“To you I confess today—what you all call a patriot, I am not of that kind.” After this confession of sparkling clarity, should we not catch hold of that man as an anti-national? So what if he is dead? If the dead can be rewarded with the Bharat Ratna, why can’t we frame the dead with a few charges of sedition? For God’s sake, all you good people, how did you make a song written by this man the national anthem? The man who—without any obfuscation—speaks through the mouth of the protagonist of Char Adhyaya—“They who do not take cognizance of that which is greater than patriotism, their patriotism is like crossing on a crocodile’s back.” Where did he get the audacity to dream of something greater than patriotism? And, he did not even study at JNU. “By killing the very soul of the country, the country’s life can be resuscitated: this terrible untruth is being announced in beastly roars by nationalists around the world and it makes my heart revolt with intolerable intensity.” How can you not burn the books produced by such a treacherous son of Mother India, who said such terribly instigatory things? Why do you worship him instead? Can anyone put their hand on their hearts and say that he wasn’t a Pakistani spy, just because of the niggling detail that Pakistan did not exist at the time he was writing? Did we not shoot Dabholkar or Pansare for agonizing quite a bit less than he did? Continue reading Come on man, be clear, what comes first—Nation, or Democracy? Bodhisattva Kar translated by Ahona Panda

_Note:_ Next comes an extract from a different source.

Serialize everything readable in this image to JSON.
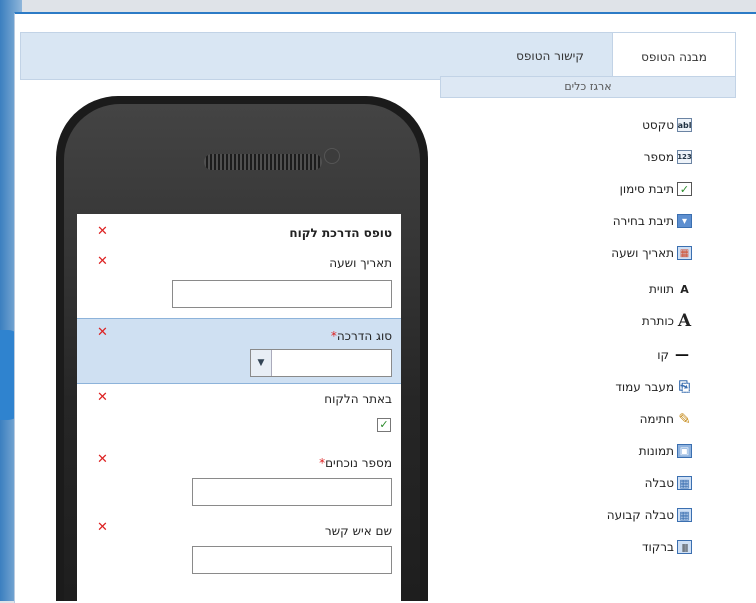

Citizens Committee for the Defense of Democracy on the JNU Situtation

Guest Post by Citizens Committee for the Defense of Democracy

The Citizens Committee for the Defense of Democracy strongly condemns the clampdown in Jawaharlal Nehru University. We deplore the targeting of students and teachers and condemn the culture of authoritarian menace that the Central Government has unleashed.  We strongly believe that dissent is not sedition and invoking sedition laws against students, ordering the police to enter the campus and unlawfully arresting a student leader, issuing warrants against many others on charges of inciting violence, attacking students, teachers and arrested student in the court premises, are serious assault on the fundamental rights of the citizens of this country.  The right to dissent is fundamental to maintaining democracy and the recent developments have shaken the foundations of democracy. We condemn the indiscriminate use of the colonial law of sedition on dissenting voices.

The attack on JNU is an attack on our diversity, on public funding of universities and access to higher education for the common people. The vicious campaign of ‘tax-payers’ monies funding the anti-nationals’ is highly regressive and malicious.   It is only through public funding and reservation policies that access to higher education has been expanded for students from all backgrounds, especially girl students from poorer backgrounds. It is public funding which makes higher education accessible to many. Continue reading Citizens Committee for the Defense of Democracy on the JNU Situtation